2. Este Gardens Villa, Tivoli Italy
After an unsuccessful attempt to become Pope in 1550, Cardinal Ippolito II d’Este was appointed governor of Tivoli. He began creating a palace and gardens for himself that were on par with those in Rome. The most prominent feature of the high, terraced environment is water, which d’Este’s architects channeled into gurgling canals, ponds, and a myriad of fountains. It is also abundant in grottoes, sculptures, and sculptures. The tiered gardens and lavish fountains of this famed 16th-century palace south of Rome are known for playing music. The villa, constructed for the son of a nobleman and the grandson of the PopePope, would have been used to enchant and impress guests who were hosted there. A beautiful illustration of an Italian Renaissance Garden is the Villa d’Este, where the scenery is supposed to evoke reflection.
3. Butchart Gardens, Canada’s British Columbia
For more than a Century, this stunning oasis in Victoria, British Columbia, has dazzled tourists with its luxuriant foliage and vibrant flowers. For the care of the 55 acres of gardens, including 26 greenhouses, at the Butchart Gardens, 50 full-time gardeners are employed. One of the most popular parts of the environment is the Sunken Garden, as seen above. It was modified by Jennie Butchart, the wife of a wealthy cement producer who first saw the potential of the terrain. It was formed within a former limestone quarry.
4. Granada, Spain’s Generalife, and Alhambra
Muhammad ibn al Ahmar of the Nasrid dynasty founded a royal house at Alhambra in 1238, when Muslims ruled Spain. The complex eventually expanded to 35 acres of palaces, terraces, and gardens high in the Sierra Nevada foothills. Its numerous courtyards, with their symmetrical landscaping, architectural features, standard fountains, ponds, and rills, illustrate how the Moors exploited shade and water to create the illusion of a paradise. Over the years, the site saw periods of neglect and misdirected restoration efforts. Still, it has recovered to become one of Spain’s most revered historical sites.
5. Suzhou’s Classical Gardens
A collection of gardens built between the 11th and 19th centuries make up the Suzhou Classical Gardens. These gardens, which feature hills, rivers, rocks, and dispersed pagodas, are thought to represent traditional Chinese gardens. Classical Chinese gardeners created the settings to express the intellectuals’ desire to live harmoniously with nature. UNESCO regards the gardens as a world-historic site due to their exceptional craftsmanship and extensive cultural history.

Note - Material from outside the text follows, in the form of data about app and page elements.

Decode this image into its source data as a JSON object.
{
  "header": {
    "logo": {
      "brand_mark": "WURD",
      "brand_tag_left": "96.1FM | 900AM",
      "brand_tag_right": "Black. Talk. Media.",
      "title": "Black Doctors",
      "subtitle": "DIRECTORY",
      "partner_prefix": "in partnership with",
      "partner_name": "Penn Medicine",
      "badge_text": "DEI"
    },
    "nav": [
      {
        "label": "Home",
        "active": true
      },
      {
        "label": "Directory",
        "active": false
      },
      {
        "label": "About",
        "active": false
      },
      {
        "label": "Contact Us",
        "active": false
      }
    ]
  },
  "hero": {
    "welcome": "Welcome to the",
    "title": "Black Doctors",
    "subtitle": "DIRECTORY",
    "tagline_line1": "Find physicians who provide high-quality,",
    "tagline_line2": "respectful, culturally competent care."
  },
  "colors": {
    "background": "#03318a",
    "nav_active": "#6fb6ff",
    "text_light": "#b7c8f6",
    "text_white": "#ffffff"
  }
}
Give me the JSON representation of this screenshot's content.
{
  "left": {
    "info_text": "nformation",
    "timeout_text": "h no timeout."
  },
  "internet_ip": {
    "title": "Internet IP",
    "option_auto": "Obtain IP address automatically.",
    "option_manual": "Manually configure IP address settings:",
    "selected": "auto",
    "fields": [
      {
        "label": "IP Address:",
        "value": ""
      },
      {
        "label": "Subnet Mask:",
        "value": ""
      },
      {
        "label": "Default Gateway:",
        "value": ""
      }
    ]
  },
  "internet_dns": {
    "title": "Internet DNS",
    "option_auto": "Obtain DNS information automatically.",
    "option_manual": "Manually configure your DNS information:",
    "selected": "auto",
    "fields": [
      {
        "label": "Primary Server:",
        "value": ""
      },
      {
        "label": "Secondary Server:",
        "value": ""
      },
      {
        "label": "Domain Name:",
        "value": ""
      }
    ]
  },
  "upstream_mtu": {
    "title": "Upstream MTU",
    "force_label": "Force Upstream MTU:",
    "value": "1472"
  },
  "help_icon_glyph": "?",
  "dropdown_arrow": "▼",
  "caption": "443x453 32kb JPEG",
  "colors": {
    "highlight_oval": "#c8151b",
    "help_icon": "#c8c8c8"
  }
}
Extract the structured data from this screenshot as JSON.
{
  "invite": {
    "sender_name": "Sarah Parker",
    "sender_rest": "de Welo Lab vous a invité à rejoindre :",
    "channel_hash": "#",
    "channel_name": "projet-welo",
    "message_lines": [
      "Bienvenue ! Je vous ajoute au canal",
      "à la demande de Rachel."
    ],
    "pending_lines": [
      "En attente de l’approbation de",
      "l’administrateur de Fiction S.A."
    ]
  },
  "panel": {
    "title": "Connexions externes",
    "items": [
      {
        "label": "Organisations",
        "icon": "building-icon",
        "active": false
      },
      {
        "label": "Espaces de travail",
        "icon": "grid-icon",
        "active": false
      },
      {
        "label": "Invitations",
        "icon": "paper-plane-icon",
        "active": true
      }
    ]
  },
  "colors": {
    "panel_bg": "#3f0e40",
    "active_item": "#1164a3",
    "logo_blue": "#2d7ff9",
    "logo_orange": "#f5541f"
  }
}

The early history of Gardening is closely related to the history of agriculture, and up until relatively recently, primarily ornamental gardens were typically the domain of the affluent. The broad cultural traditions that have shaped Gardening since antiquity include those of the Ancient Near East, which gave rise to the Islamic Garden; the Mediterranean, which gave rise to the Roman garden and had a significant impact on later European Gardening; and the Chinese garden and its evolution in the Japanese garden. While the fundamentals of Gardening were reasonably well understood via trial and error, the plants readily available in a particular area have changed significantly through time, especially in the last few centuries.
The first known comprehensive blueprints for ornamental gardens date back to ancient Egypt, nearly 3,000 years ago. Decorative gardens have been built by civilizations worldwide for thousands of years. Most of these green spaces were built to benefit the wealthy and powerful. The look and function of gardens have changed over time due to the constantly evolving trends, fashions, and cultural movements. For instance, precisely symmetrical flowerbeds and bushes became fashionable during the Renaissance. At the same time, a more natural design was being adopted in England during the 18th Century. In general, Chinese gardens blended in with the surrounding environment, whereas in Mesopotamia, they provided shade and cold water.